Grow your own bouquets
According to behavioral research conducted at Rutgers University, flowers are nature's way of providing us with a simple way to improve emotional health. They trigger happy emotions, heighten feelings of life satisfaction, and affect social behavior in a positive manner far beyond what is normally believed.
"Is burying your head in a just-picked garden bouquet and inhaling its perfume a joy-inducing experience?" asks Debra Prinzing, author of "The 50 Mile Bouquet: Seasonal, Local and Sustainable Flowers."
According to the Rutgers researchers, it certainly seems to be the case for many of us.

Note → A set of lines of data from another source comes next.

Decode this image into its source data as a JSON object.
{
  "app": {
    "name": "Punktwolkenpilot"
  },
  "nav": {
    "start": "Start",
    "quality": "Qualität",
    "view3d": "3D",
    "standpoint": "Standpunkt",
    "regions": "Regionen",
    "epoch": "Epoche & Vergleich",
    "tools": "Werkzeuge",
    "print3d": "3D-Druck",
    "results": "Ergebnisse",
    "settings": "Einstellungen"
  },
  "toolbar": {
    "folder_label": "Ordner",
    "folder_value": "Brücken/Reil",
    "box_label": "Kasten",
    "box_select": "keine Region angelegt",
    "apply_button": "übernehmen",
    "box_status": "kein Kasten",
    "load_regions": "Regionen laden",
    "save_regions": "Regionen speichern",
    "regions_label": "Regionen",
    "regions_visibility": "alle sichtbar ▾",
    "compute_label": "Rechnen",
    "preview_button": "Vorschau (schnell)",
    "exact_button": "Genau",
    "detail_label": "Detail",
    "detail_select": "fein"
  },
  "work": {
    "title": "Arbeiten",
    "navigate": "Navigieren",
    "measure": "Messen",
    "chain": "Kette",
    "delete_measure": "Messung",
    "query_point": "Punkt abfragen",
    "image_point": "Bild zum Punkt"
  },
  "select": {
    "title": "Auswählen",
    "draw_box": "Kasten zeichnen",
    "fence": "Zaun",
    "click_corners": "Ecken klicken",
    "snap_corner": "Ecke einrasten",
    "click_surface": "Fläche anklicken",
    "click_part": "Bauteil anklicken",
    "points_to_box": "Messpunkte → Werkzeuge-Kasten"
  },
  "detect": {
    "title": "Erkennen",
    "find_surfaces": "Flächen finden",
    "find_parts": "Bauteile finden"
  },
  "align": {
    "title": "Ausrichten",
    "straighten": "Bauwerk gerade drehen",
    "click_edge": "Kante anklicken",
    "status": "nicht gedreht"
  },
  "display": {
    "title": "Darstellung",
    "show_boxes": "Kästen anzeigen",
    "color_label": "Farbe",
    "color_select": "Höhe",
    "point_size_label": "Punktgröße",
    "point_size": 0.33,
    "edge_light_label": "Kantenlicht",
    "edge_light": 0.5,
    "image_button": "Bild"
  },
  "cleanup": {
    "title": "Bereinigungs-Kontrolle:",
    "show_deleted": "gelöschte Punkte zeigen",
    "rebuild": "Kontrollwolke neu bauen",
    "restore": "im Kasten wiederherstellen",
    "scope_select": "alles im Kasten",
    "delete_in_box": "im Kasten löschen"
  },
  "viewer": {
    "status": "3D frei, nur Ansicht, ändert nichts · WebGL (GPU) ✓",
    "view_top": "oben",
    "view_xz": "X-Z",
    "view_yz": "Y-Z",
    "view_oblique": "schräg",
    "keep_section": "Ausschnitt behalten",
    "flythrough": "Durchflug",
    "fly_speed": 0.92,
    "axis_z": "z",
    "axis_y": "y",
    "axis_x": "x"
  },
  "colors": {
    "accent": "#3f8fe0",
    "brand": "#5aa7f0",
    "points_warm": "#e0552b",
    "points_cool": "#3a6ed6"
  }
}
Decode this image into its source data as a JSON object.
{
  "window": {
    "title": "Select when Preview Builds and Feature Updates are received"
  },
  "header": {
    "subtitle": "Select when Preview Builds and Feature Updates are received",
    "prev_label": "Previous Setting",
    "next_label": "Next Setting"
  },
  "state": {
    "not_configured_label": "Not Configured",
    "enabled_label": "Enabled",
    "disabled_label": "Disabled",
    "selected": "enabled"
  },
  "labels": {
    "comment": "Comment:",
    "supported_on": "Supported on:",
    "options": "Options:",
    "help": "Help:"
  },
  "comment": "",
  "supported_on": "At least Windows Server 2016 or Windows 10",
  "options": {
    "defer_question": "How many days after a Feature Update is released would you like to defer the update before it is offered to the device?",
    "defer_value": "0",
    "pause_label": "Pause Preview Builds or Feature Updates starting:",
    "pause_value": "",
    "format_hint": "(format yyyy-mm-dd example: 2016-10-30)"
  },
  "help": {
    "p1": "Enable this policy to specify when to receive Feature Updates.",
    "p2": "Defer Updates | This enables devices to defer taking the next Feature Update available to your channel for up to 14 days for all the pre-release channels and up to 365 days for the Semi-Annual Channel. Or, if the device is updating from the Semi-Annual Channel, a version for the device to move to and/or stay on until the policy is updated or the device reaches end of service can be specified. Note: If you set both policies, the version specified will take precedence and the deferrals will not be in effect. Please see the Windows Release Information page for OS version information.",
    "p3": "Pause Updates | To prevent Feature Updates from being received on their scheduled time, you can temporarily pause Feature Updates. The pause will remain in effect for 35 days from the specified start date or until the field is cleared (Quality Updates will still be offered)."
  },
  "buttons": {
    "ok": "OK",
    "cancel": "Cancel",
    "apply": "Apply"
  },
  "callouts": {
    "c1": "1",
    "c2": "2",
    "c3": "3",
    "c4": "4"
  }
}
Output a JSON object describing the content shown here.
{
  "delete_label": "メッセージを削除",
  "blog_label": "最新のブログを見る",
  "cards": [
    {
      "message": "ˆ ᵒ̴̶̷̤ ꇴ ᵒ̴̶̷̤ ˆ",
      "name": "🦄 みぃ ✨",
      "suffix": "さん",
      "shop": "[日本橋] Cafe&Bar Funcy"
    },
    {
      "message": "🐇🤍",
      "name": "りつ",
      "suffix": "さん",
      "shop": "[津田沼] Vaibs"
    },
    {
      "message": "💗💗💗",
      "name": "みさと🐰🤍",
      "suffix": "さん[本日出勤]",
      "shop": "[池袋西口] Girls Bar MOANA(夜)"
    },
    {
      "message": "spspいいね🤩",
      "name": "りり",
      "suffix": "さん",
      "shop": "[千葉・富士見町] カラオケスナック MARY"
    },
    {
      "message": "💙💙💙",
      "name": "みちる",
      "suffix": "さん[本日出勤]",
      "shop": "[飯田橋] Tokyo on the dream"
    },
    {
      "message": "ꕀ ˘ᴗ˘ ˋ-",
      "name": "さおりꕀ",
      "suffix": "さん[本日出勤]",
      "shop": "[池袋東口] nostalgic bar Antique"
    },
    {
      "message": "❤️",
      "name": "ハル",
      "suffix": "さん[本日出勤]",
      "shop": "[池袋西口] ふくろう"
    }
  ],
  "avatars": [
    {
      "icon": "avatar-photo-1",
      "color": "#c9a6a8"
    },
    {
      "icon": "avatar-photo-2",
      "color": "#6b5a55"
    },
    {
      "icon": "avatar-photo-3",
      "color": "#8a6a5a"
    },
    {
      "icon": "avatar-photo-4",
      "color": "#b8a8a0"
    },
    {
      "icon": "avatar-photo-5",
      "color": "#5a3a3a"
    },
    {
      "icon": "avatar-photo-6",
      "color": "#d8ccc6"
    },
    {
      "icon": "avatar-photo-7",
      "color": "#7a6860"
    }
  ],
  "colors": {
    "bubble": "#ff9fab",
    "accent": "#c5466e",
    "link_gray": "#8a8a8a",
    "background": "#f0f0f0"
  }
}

"That clutch of gerbera daisies or tulips from the supermarket may appear picture-perfect, yet it feels disconnected from the less-than-perfect (but incredibly romantic) flowers growing in your own backyard," says Prinzing.
Where do those store-bought flowers come from?
Sixty-eight percent of flowers sold in the U.S. are imported — Colombia leads the group, followed by Ecuador, Netherlands, Canada, and Mexico. That's a lot of air miles for your bouquet of blooms, and it certainly isn't very "green" — especially when there are umpteen purveyors selling locally grown flowers. Better yet, you can do it yourself.
Beyond bouquets: many reasons to grow your own
Growing your own flowers allows you to stay in tune with and appreciate the seasons. In addition to being food for the soul, garden-grown flowers delight the senses with visual interest and heady fragrance. The flowers you grow for cutting can be integrated into your overall garden, mixed in with your food crops, or tucked away in an area dedicated for just this purpose.
Some flowers can be used in cooking or preserved to savor for months to come. They can attract and support bees and other pollinators and provide food and habitats for birds and beneficial insects. The opportunity to share our bounty with family and friends multiplies the enjoyment.
For all of the plants and varieties described, deadheading is the best way to ensure continuous
blooms into (and even all the way through) autumn. Make it a point to patrol your garden, pruners in hand, a couple of times each week to remove spent and fading flowers.
Dazzling summer bloomers
Here are some top-performing plants that bloom in summer. Most flowering plants need six to eight hours of sun daily to produce blooms, along with healthy soil and good drainage. Most important is selecting the right type of plant for your location.
- Hydrangeas come in many colors and make stunning, long-lasting cut flowers. They also dry nicely to use in arrangements later. Photo: Jane Scurich
- Long blooming season: Catmint (Nepeta), geraniums (Pelargonium), hydrangeas, lantana, nasturtium, penstemon, Peruvian lilies (Alstromeria), red hot poker (Kniphofia uvaria), roses, and sage (Salvia)
- Attract birds, bees, and/or butterflies: Asters, campanula, cape plumbago (Plumbago auriculata), catmint, clarkia, coreopsis, lamb's ear (Stachys byzantinas), lantana, lobelia, nicotiana, roses, sage, and verbena
- Low water use: Coneflowers (Echinacea), cape plumbago, coreopsis, lantana, lavender, sage, statice (Limonium sinuatum), windflower (Gaura lindheimeri), and yarrow (Achillea)
- Deer resistant: Aster, catmint, coneflowers, dahlias, foxglove, lantana, lavender, penstemon, Russian sage (Perovskia atriplicifolia), sage, and yarrow
- Dries well: Hydrangeas, lavender, roses, scabiosa, statice, and yarrow
A word about roses
While roses don't fit into the low water use or deer-resistant categories — and they are prone (depending on variety) to some pests and diseases — they can produce blossoms nearly nonstop from April to November with little care other than watering and removing spent blooms. And, as deciduous shrubs, they can last for decades. That's a pretty good return on your investment.
In general, floribunda, polyantha and shrub-type roses produce lots of blossoms versus hybrid tea types, and newer cultivars are much more disease resistant. Some favorites are 'La Marne', a prolific bloomer with unique cerise pink blooms blushed white. 'Sally Holmes' puts out flamboyant trusses of blooms that resemble hydrangeas. Sweet-smelling 'Westerland' is adorned with a swirl of sunset-colored blossoms, and 'Graham Thomas' is covered with bountiful lemon yellow-cupped blooms, as is the powerfully scented 'Julia Child.'
Late-summer and fall bloomers
- Pincushion flower (Scabiosa atropurpurea)
- Sage (Salvia)
- Gloriosa daisy/black-eyed Susan (Rudbeckia hirta)
- Yarrow (Achillea)
- Garden verbena (Verbena x hybrida)
- Mexican marigold (Tagetes lemmonii)
Keeping bouquets fresh
Here's how to keep fresh cut flowers alive longer.
So, go local and plant some flowers in your own garden; you'll be able to enjoy safe and sustainable blooms knowing exactly where they came from.
Original articles by Nanette Londeree, Jennifer Kinion and Jane Scurich for the Marin IJ.
Edited by Jane Scurich